A few days after our first meeting, I returned to Rabbath's shop to watch him work on a pair of special-order sandals he was making. The client was an old Italian woman who had one leg that was several inches shorter than the other. Rabbath made plaster casts of the woman's feet and cut construction paper into a number of sloping, angular shapes. I watched as he took a pen and traced the shapes onto the backs of small sheets, or hides, of treated leather. Rabbath was using both black and white leather (it takes roughly two-and-a-half square feet of leather to make a pair of shoes), which would be stitched together to make the sandals. He reached for a box-cutter, then, leaning over the work bench, his hair falling over his face, cut into the leather with smooth, strong movements. The long fingers of his off hand followed closely behind the razor as it went along. He mumbled little thoughts to himself, and let out an occasional small sigh. When he was done cutting out the pieces of leather, he took them over to a “skiving” machine to pare down their edges.

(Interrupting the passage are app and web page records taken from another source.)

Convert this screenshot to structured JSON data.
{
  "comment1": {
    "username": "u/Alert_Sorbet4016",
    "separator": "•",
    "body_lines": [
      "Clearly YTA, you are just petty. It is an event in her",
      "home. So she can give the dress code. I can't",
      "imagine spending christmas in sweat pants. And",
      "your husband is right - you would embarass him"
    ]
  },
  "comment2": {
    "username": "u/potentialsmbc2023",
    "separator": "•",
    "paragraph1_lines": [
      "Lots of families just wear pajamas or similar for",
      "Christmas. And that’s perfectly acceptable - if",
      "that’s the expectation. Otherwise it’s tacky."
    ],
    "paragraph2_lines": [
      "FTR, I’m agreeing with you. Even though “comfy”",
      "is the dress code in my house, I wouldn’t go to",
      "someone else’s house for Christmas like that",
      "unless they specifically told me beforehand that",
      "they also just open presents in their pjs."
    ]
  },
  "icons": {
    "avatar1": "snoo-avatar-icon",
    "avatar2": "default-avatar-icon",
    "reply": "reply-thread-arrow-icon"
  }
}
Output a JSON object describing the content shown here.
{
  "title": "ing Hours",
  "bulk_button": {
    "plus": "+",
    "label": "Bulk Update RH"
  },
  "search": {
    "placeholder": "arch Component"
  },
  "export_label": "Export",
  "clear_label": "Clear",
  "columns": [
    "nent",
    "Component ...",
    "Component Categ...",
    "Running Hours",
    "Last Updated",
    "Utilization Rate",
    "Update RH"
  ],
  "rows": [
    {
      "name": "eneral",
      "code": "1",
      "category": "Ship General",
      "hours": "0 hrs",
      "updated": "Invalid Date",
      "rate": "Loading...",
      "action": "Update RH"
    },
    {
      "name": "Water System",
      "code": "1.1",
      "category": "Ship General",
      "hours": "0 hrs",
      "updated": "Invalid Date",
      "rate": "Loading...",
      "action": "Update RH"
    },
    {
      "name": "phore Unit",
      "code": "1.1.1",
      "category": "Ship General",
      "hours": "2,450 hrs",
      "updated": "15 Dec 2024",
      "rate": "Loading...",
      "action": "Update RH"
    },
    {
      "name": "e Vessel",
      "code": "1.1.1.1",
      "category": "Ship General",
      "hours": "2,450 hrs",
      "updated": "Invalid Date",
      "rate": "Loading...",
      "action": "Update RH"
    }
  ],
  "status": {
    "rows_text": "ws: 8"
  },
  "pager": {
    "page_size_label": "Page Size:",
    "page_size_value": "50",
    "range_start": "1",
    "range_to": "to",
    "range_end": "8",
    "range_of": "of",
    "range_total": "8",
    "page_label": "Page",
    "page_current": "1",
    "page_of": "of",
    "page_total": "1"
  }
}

After Rabbath had finished up, a man came in through the shop’s front door. He was interested in buying a pair of boots. Rabbath grew animated, and handed the man some pamphlets. He told the man that, instead, he could show him how to make his own boots. The man nodded. He’d think about it, he said, as he walked out the door.
Eric Lach is a writer who wears shoes.
Still from, of course